[REQUIRED WORK] Search the records for the string "Address" and copy every line where it turns up.

Records from a data source
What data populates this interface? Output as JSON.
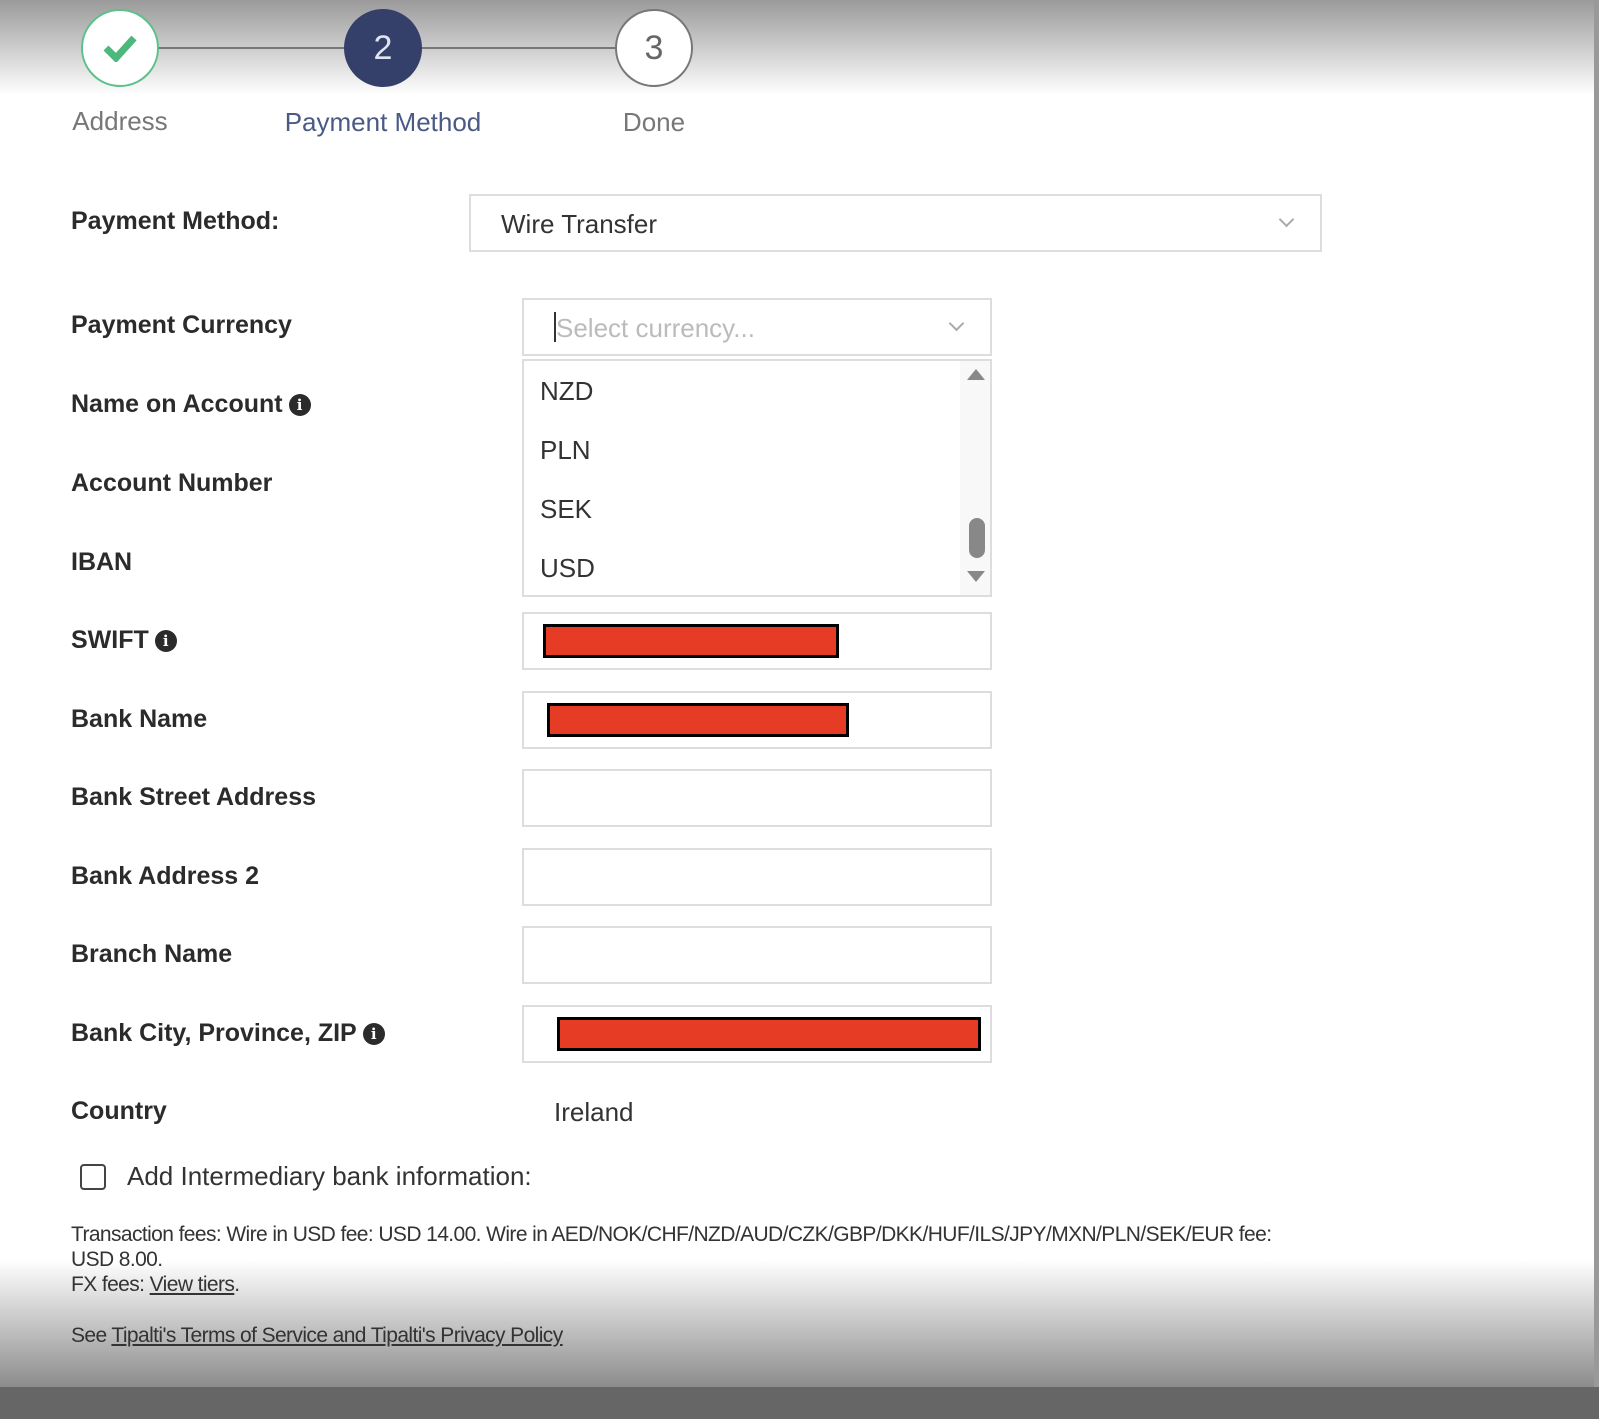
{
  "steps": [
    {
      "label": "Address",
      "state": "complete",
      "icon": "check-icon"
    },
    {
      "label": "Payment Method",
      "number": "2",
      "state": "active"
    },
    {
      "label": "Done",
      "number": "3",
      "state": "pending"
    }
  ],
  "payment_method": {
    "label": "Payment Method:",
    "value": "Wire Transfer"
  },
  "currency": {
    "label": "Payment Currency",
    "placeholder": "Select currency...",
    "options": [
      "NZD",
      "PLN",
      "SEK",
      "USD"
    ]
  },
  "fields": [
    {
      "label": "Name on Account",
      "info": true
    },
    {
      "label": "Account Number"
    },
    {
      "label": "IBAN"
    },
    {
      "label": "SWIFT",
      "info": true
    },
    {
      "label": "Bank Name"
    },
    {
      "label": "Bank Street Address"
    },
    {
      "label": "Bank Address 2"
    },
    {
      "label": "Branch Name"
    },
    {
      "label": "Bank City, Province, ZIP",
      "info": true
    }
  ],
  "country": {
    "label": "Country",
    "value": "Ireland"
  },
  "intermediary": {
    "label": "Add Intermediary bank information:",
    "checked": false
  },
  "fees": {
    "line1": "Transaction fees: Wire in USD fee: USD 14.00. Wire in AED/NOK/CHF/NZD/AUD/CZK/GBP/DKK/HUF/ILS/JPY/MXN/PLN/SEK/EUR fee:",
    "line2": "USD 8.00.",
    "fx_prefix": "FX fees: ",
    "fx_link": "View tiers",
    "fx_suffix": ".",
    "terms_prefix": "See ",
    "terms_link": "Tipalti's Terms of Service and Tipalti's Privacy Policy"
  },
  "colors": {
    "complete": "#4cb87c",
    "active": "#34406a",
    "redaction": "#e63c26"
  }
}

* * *

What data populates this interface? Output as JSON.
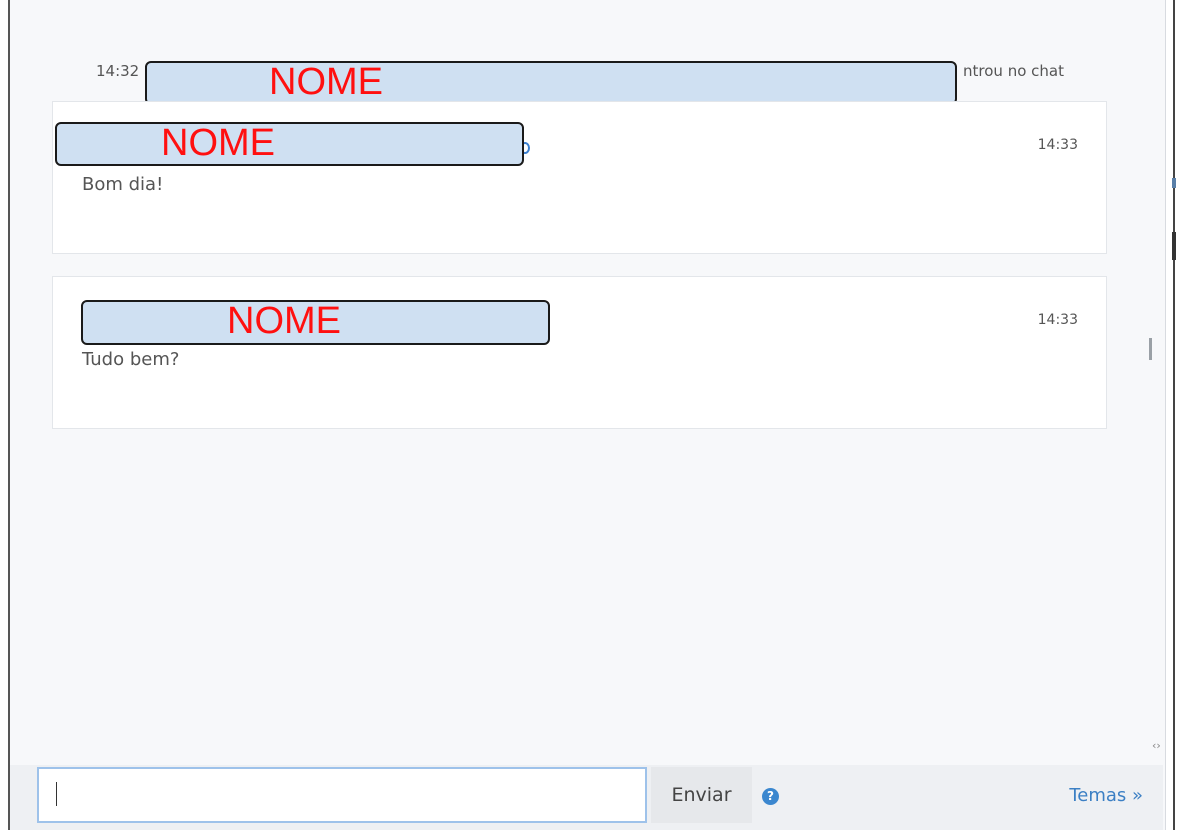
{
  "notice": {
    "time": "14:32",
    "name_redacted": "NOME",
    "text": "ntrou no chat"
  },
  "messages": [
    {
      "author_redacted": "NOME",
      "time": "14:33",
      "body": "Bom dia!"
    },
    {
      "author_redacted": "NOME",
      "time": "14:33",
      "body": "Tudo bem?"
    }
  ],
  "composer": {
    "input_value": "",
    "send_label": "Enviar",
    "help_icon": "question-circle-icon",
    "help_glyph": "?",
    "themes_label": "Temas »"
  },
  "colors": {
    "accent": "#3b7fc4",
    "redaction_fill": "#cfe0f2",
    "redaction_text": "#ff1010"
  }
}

[RESULT FOR THIS TASK]
      "label": "Address",
      "label": "Bank Street Address"
      "label": "Bank Address 2"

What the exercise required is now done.